The next year when we heard their distinctive chirps at the door, Jim cut some bits of cedar and created a floor on the base of the lamp. Nest building began in earnest, and soon there were four tiny eggs tucked up amongst downy roan feathers. That year, I watched as the mum kept her eggs warm and the father worried nearby. The eggs eventually hatched into a noisy quartet of open beaks and soon enough they were ready to fly. I sat an entire day, watching in suspenseful anticipation as every finch in the area arrived on our pine tree to begin “training” with the youngsters. By turns, each bird would fly to the top of the lamp, perch there for a second and fly off to the nearby branch. The young birds had a tricky rite of passage: they had to fly inside the lamp and exit through a narrow passage at the top of the ironwork. By dusk, all the birds had left the nest and we could finally turn on the light and resume our life without our temporary tenants.

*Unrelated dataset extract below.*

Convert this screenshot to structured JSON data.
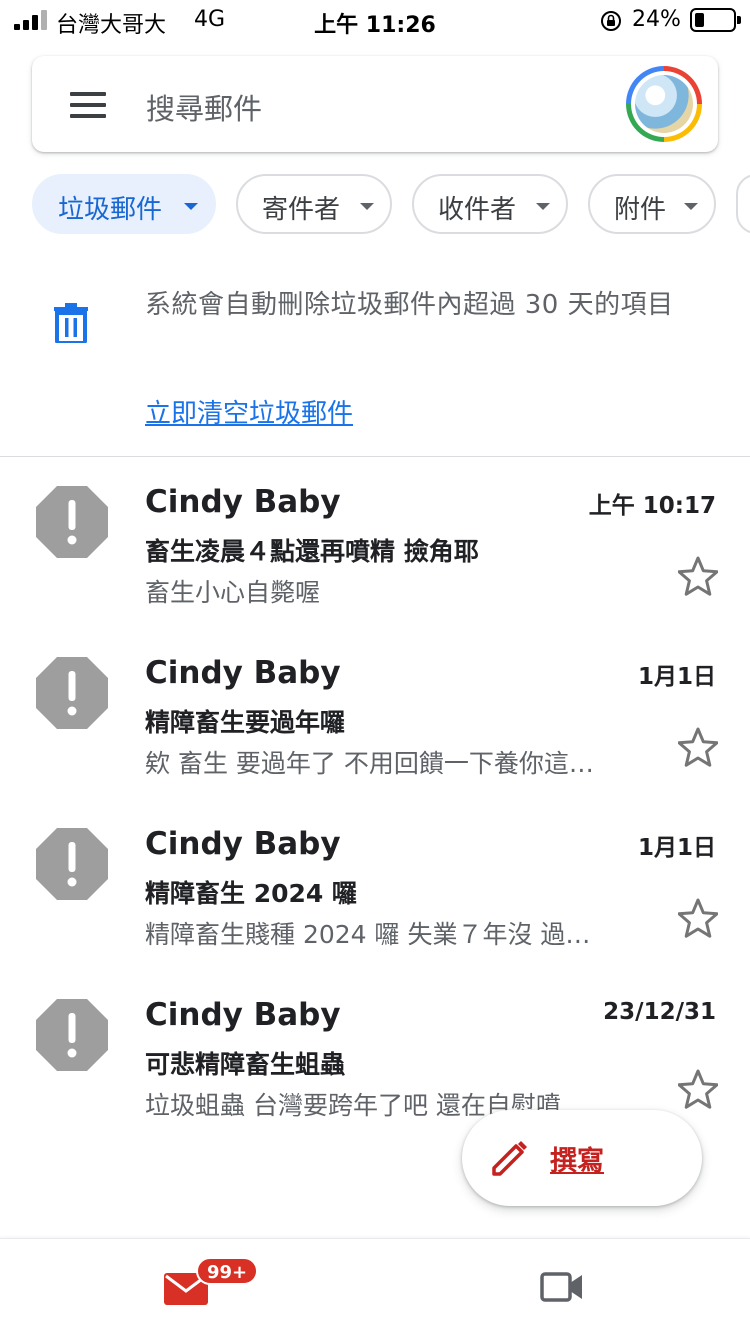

These birds living in my midst, nurtured by us and by the rest of the flock, gave me a certain antidote against loneliness. I had genuine curiosity about the life in my garden and most certainly, felt “some minute, divine spark inside me.” By this time I had given up on any idea of justice or natural order in the world. Contained in my garden, I thought, there is transcendence; there is grace. I began to think that peeling potatoes, raking leaves and mixing cakes were all a sort of prayer. I began to understand that to be free, I had to have an antidote to despair.
Theodore Zeldin writes about how some people have acquired immunity to loneliness in his book An Intimate History of Humanity.[i] In fact, one of his themes is actually called “Loneliness as an Obstacle to Freedom,” which of course speaks directly to me, given that I am discussing my family’s “Freedom to Be.” Being the mother of a child with multiple disabilities is, by definition, a very lonely life. Nicholas’ illness, mobility challenges and communication difficulties never made us top of the guest list at friends’ and neighbours’ homes. When his health deteriorated and pain became our constant enemy, we hardly ever spoke to anyone save health professionals. I had wonderful friends and an extraordinarily supportive family, but I found it impossible to share the gut-wrenching worry that seemed so exclusive to our little family. Zeldin talks about the fear of loneliness as being a great barrier to personal freedom. He observes that those who have overcome a fear of loneliness have done so through experiencing a solitary lifestyle, whether by choice or even by incarceration. But he also says, “The final form of immunisation has been achieved by thinking that the world is not just a vast, frightening wilderness, that some kind of order is discernible in it, and that the individual, however insignificant, contains echoes of that coherence. People who believe in some supernatural power have their loneliness mitigated by the sense that, despite all the misfortunes that overwhelm them, there is some minute divine spark inside them.”